** Data shown follows **
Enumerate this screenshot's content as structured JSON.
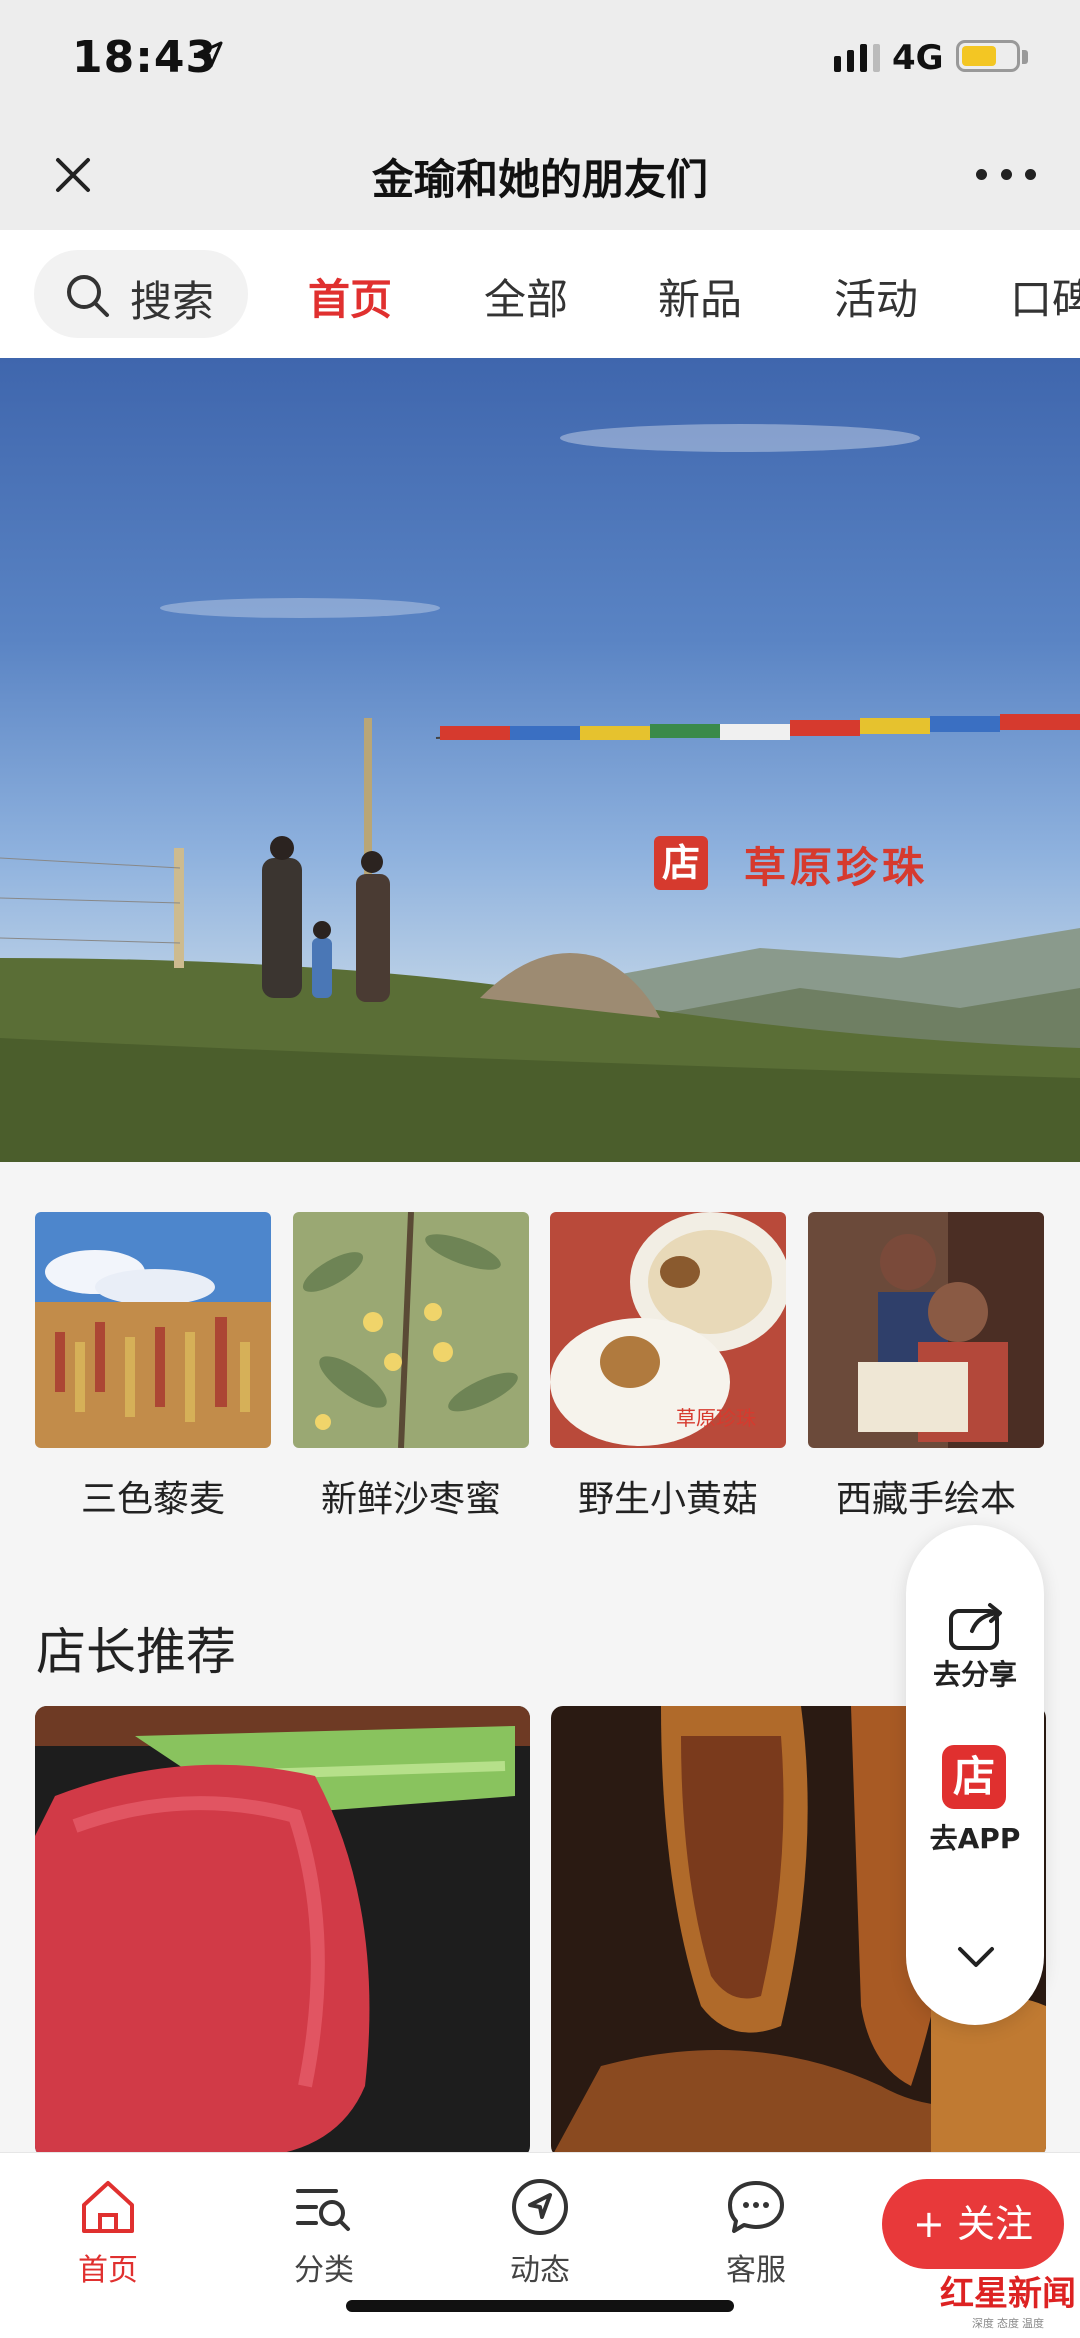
{
  "status_bar": {
    "time": "18:43",
    "network": "4G",
    "battery_level": 0.58
  },
  "header": {
    "title": "金瑜和她的朋友们"
  },
  "nav": {
    "search_label": "搜索",
    "tabs": [
      {
        "label": "首页",
        "active": true
      },
      {
        "label": "全部",
        "active": false
      },
      {
        "label": "新品",
        "active": false
      },
      {
        "label": "活动",
        "active": false
      },
      {
        "label": "口碑",
        "active": false
      }
    ]
  },
  "banner": {
    "logo_char": "店",
    "brand_text": "草原珍珠"
  },
  "categories": [
    {
      "label": "三色藜麦"
    },
    {
      "label": "新鲜沙枣蜜"
    },
    {
      "label": "野生小黄菇",
      "overlay_text": "草原珍珠"
    },
    {
      "label": "西藏手绘本"
    }
  ],
  "section": {
    "title": "店长推荐"
  },
  "float_panel": {
    "share_label": "去分享",
    "app_icon_char": "店",
    "app_label": "去APP"
  },
  "bottom_nav": {
    "items": [
      {
        "label": "首页",
        "icon": "home-icon",
        "active": true
      },
      {
        "label": "分类",
        "icon": "category-icon",
        "active": false
      },
      {
        "label": "动态",
        "icon": "compass-icon",
        "active": false
      },
      {
        "label": "客服",
        "icon": "chat-icon",
        "active": false
      }
    ],
    "follow_label": "+ 关注"
  },
  "watermark": {
    "text": "红星新闻",
    "sub": "深度 态度 温度"
  },
  "colors": {
    "accent": "#e0302f",
    "background": "#f5f5f5"
  }
}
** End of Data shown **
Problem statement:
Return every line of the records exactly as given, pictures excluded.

Answer below:
Enumerate this screenshot's content as structured JSON.
{
  "status_bar": {
    "time": "18:43",
    "network": "4G",
    "battery_level": 0.58
  },
  "header": {
    "title": "金瑜和她的朋友们"
  },
  "nav": {
    "search_label": "搜索",
    "tabs": [
      {
        "label": "首页",
        "active": true
      },
      {
        "label": "全部",
        "active": false
      },
      {
        "label": "新品",
        "active": false
      },
      {
        "label": "活动",
        "active": false
      },
      {
        "label": "口碑",
        "active": false
      }
    ]
  },
  "banner": {
    "logo_char": "店",
    "brand_text": "草原珍珠"
  },
  "categories": [
    {
      "label": "三色藜麦"
    },
    {
      "label": "新鲜沙枣蜜"
    },
    {
      "label": "野生小黄菇",
      "overlay_text": "草原珍珠"
    },
    {
      "label": "西藏手绘本"
    }
  ],
  "section": {
    "title": "店长推荐"
  },
  "float_panel": {
    "share_label": "去分享",
    "app_icon_char": "店",
    "app_label": "去APP"
  },
  "bottom_nav": {
    "items": [
      {
        "label": "首页",
        "icon": "home-icon",
        "active": true
      },
      {
        "label": "分类",
        "icon": "category-icon",
        "active": false
      },
      {
        "label": "动态",
        "icon": "compass-icon",
        "active": false
      },
      {
        "label": "客服",
        "icon": "chat-icon",
        "active": false
      }
    ],
    "follow_label": "+ 关注"
  },
  "watermark": {
    "text": "红星新闻",
    "sub": "深度 态度 温度"
  },
  "colors": {
    "accent": "#e0302f",
    "background": "#f5f5f5"
  }
}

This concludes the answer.